GSA Regional Administrator George Northcroft, Congressman Norm Dicks, Washington Lt. Gov. Brad Owen, and Chief Judge Robert Lasnik, were among the dignitaries gathered on Sunday, May 1 to commemorate the 100th Anniversary of the opening of Tacoma Union Station.
This centennial celebration was an opportunity to reflect on the importance this facility played in Tacoma’s history. More recently the conversion of the station into a Federal Courthouse provided the impetus for the revitalization of downtown Tacoma.

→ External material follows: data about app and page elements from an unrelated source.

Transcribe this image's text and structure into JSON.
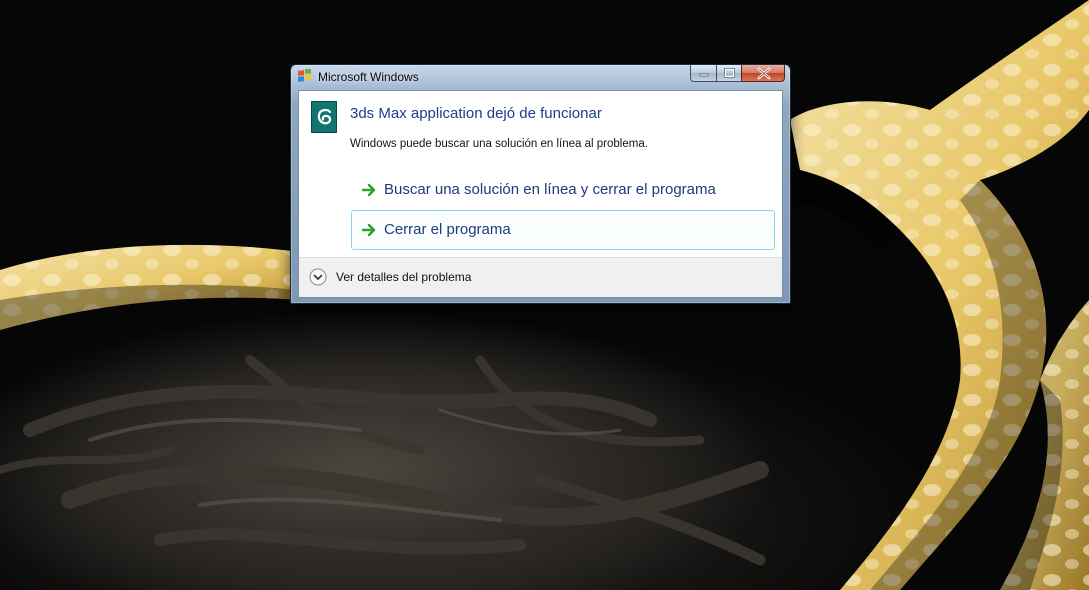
{
  "window": {
    "title": "Microsoft Windows",
    "title_icon": "windows-flag-icon"
  },
  "dialog": {
    "app_icon": "3ds-max-icon",
    "heading": "3ds Max application dejó de funcionar",
    "description": "Windows puede buscar una solución en línea al problema.",
    "options": [
      {
        "label": "Buscar una solución en línea y cerrar el programa",
        "icon": "green-arrow-icon"
      },
      {
        "label": "Cerrar el programa",
        "icon": "green-arrow-icon"
      }
    ],
    "details_label": "Ver detalles del problema",
    "details_icon": "chevron-down-icon"
  },
  "colors": {
    "heading": "#1f3d8f",
    "link": "#1c3c7a",
    "hover_border": "#8fd3ea",
    "arrow": "#2aa12a"
  }
}
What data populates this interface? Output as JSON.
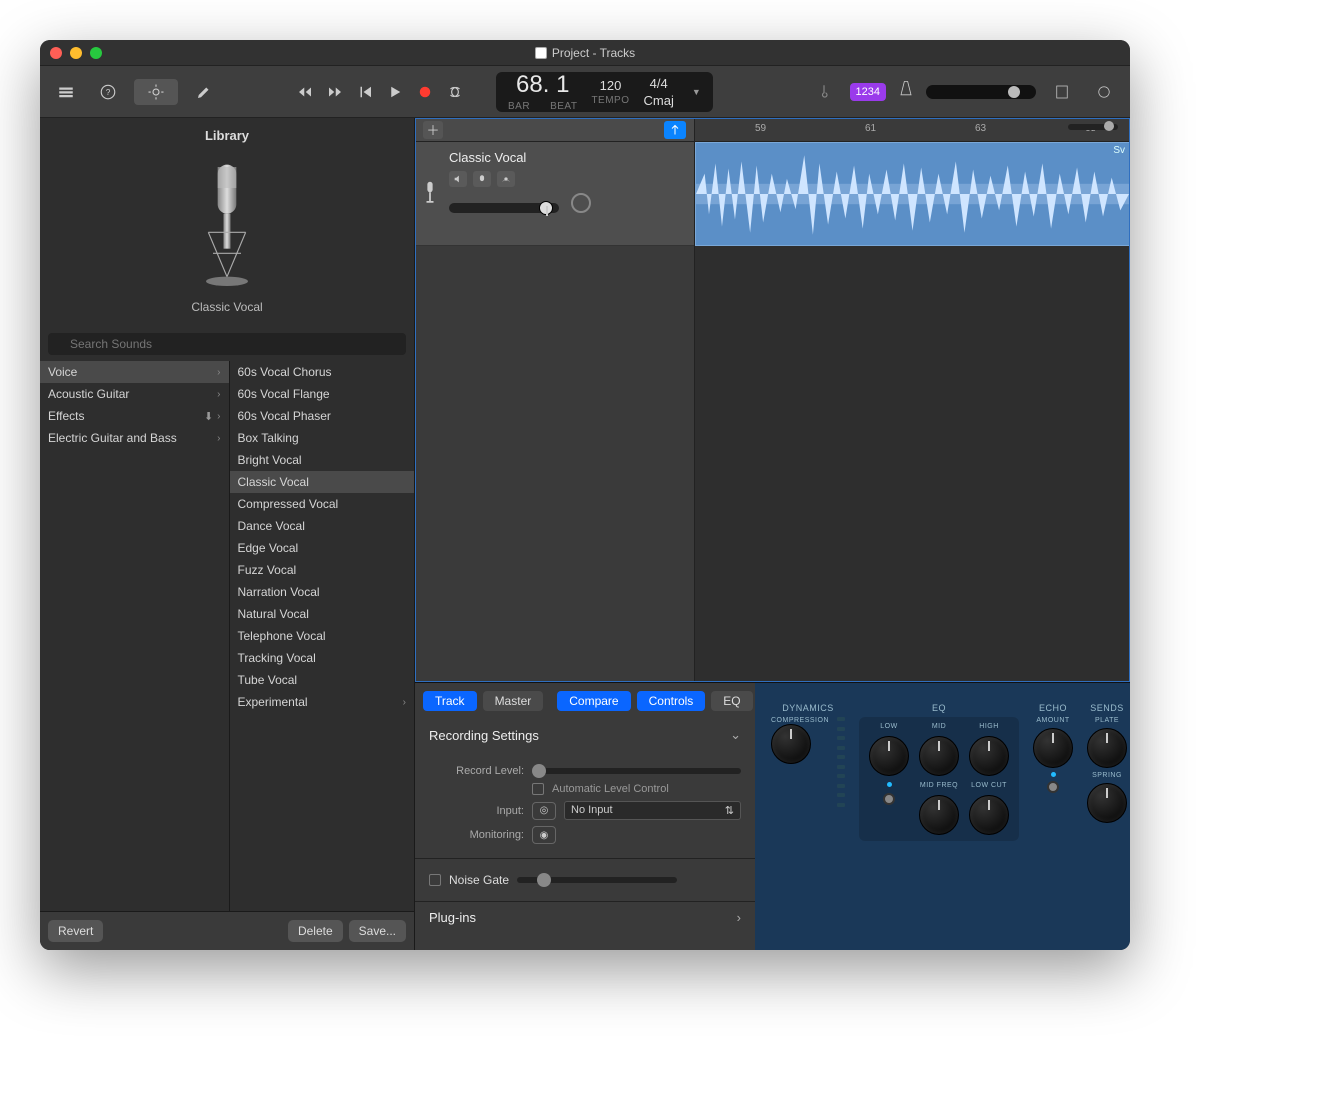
{
  "window_title": "Project - Tracks",
  "lcd": {
    "bar": "68. 1",
    "bar_label": "BAR",
    "beat_label": "BEAT",
    "tempo": "120",
    "tempo_label": "TEMPO",
    "sig": "4/4",
    "key": "Cmaj"
  },
  "countin_chip": "1234",
  "library": {
    "title": "Library",
    "preset_name": "Classic Vocal",
    "search_placeholder": "Search Sounds",
    "categories": [
      {
        "label": "Voice",
        "selected": true,
        "download": false
      },
      {
        "label": "Acoustic Guitar",
        "selected": false,
        "download": false
      },
      {
        "label": "Effects",
        "selected": false,
        "download": true
      },
      {
        "label": "Electric Guitar and Bass",
        "selected": false,
        "download": false
      }
    ],
    "presets": [
      "60s Vocal Chorus",
      "60s Vocal Flange",
      "60s Vocal Phaser",
      "Box Talking",
      "Bright Vocal",
      "Classic Vocal",
      "Compressed Vocal",
      "Dance Vocal",
      "Edge Vocal",
      "Fuzz Vocal",
      "Narration Vocal",
      "Natural Vocal",
      "Telephone Vocal",
      "Tracking Vocal",
      "Tube Vocal",
      "Experimental"
    ],
    "selected_preset": "Classic Vocal",
    "buttons": {
      "revert": "Revert",
      "delete": "Delete",
      "save": "Save..."
    }
  },
  "ruler_marks": {
    "59": "59",
    "61": "61",
    "63": "63",
    "65": "65"
  },
  "track": {
    "name": "Classic Vocal",
    "region_label": "Sv"
  },
  "inspector": {
    "tabs": {
      "track": "Track",
      "master": "Master",
      "compare": "Compare",
      "controls": "Controls",
      "eq": "EQ"
    },
    "section1": "Recording Settings",
    "record_level": "Record Level:",
    "auto_level": "Automatic Level Control",
    "input_label": "Input:",
    "input_value": "No Input",
    "monitoring_label": "Monitoring:",
    "noise_gate": "Noise Gate",
    "plugins": "Plug-ins"
  },
  "smart": {
    "dynamics": "DYNAMICS",
    "compression": "COMPRESSION",
    "eq": "EQ",
    "low": "LOW",
    "mid": "MID",
    "high": "HIGH",
    "midfreq": "MID FREQ",
    "lowcut": "LOW CUT",
    "echo": "ECHO",
    "amount": "AMOUNT",
    "sends": "SENDS",
    "plate": "PLATE",
    "spring": "SPRING"
  }
}
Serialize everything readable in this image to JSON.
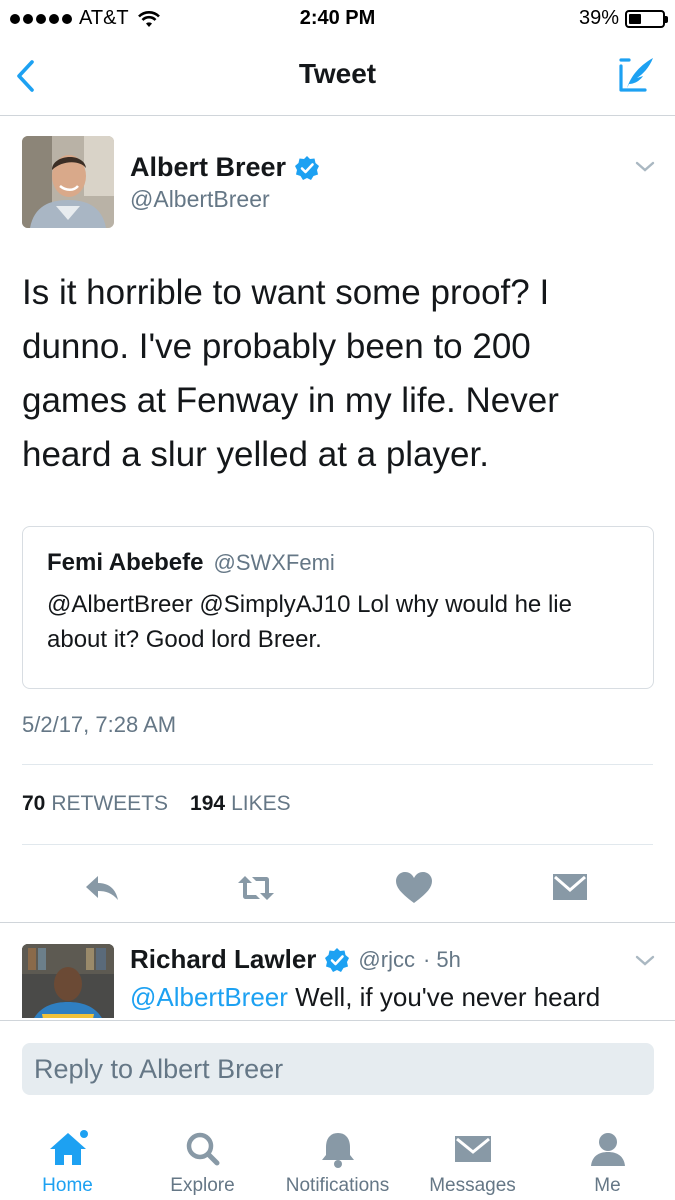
{
  "status_bar": {
    "carrier": "AT&T",
    "time": "2:40 PM",
    "battery": "39%",
    "battery_level": 0.39
  },
  "nav": {
    "title": "Tweet",
    "back_icon": "chevron-left-icon",
    "compose_icon": "compose-icon"
  },
  "tweet": {
    "author_name": "Albert Breer",
    "author_handle": "@AlbertBreer",
    "verified": true,
    "text": "Is it horrible to want some proof? I dunno. I've probably been to 200 games at Fenway in my life. Never heard a slur yelled at a player.",
    "quote": {
      "name": "Femi Abebefe",
      "handle": "@SWXFemi",
      "text": "@AlbertBreer @SimplyAJ10 Lol why would he lie about it? Good lord Breer."
    },
    "timestamp": "5/2/17, 7:28 AM",
    "retweets_count": "70",
    "retweets_label": "RETWEETS",
    "likes_count": "194",
    "likes_label": "LIKES"
  },
  "reply": {
    "name": "Richard Lawler",
    "handle": "@rjcc",
    "age": "· 5h",
    "mention": "@AlbertBreer",
    "text": " Well, if you've never heard something that means it didn't happen"
  },
  "reply_box": {
    "placeholder": "Reply to Albert Breer"
  },
  "tabs": [
    {
      "label": "Home",
      "icon": "home-icon",
      "active": true
    },
    {
      "label": "Explore",
      "icon": "search-icon",
      "active": false
    },
    {
      "label": "Notifications",
      "icon": "bell-icon",
      "active": false
    },
    {
      "label": "Messages",
      "icon": "envelope-icon",
      "active": false
    },
    {
      "label": "Me",
      "icon": "person-icon",
      "active": false
    }
  ],
  "colors": {
    "accent": "#1da1f2",
    "secondary_text": "#657786",
    "icon_gray": "#8899a6"
  }
}
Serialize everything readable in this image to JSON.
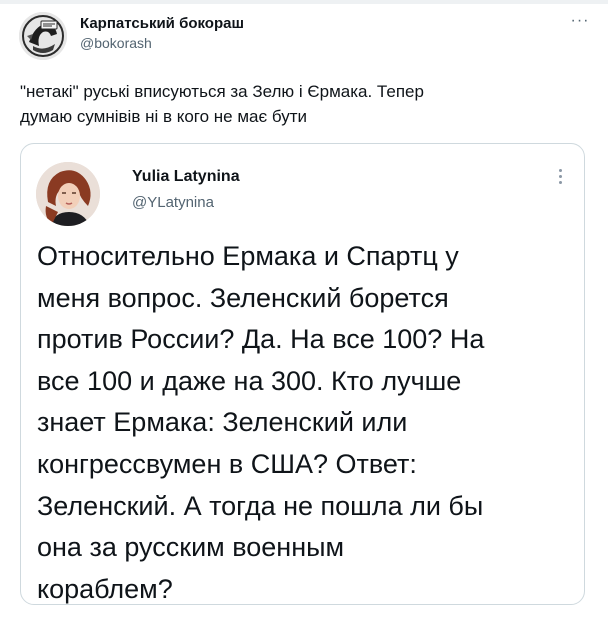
{
  "tweet": {
    "author_name": "Карпатський бокораш",
    "author_handle": "@bokorash",
    "more_icon": "ellipsis-icon",
    "text": "\"нетакі\" руські вписуються за Зелю і Єрмака. Тепер\nдумаю сумнівів ні в кого не має бути"
  },
  "quote": {
    "author_name": "Yulia Latynina",
    "author_handle": "@YLatynina",
    "more_icon": "vertical-ellipsis-icon",
    "text": "Относительно Ермака и Спартц у\nменя вопрос. Зеленский борется\nпротив России? Да. На все 100? На\nвсе 100 и даже на 300. Кто лучше\nзнает Ермака: Зеленский или\nконгрессвумен в США? Ответ:\nЗеленский. А тогда не пошла ли бы\nона за русским военным\nкораблем?"
  },
  "colors": {
    "text": "#0f1419",
    "secondary_text": "#536471",
    "card_border": "#cfd9de"
  }
}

"New Tacoma" was established as the western terminus of the Northern Pacific Railroad in the 1870's and Tacoma was dominated by railroad interests for the first 70 years of its existence. The construction of the current Union Station in 1911 was a major milestone for Tacoma marking it as a first-class transportation hub. The building was designed by Charles Reed and Allen Stem, the architectural firm that designed railroad stations all across the country including Grand Central Station in New York.
The 1992 renovation of Tacoma Union Station and its adaptive reuse as a U.S. Courthouse was the impetus for the current renaissance of downtown Tacoma. This GSA project saved one of Tacoma's most important buildings from the wrecking ball and is perhaps the foremost example in the nation of federal, state, and local cooperation creating a positive environment leading to the rebirth of a downtown urban area.
Local historian Michael Sullivan recounted the history of the railroads in Tacoma and read a list of dozens of important people who had travelled through Union Station including Presidents Theodore Roosevelt and Franklin Roosevelt, singer Bing Crosby, comedian Bob Hope, criminals Machine Gun Kelly and Al Capone, heavyweight boxing champion Jack Dempsy, and baseball great Babe Ruth.
Mr. Northcroft congratulated Tacoma on the transformation that has taken place since GSA reopened the building as a U.S. Courthouse and said the city can look forward to another 100 years of its use.
Following the ceremony, a series of panel discussions were held at the Washington State History Museum. These panel discussions focused on Tacoma’s diverse cultural history, its relationship with the railroads and the conversion of Union Station into a U.S. Courthouse.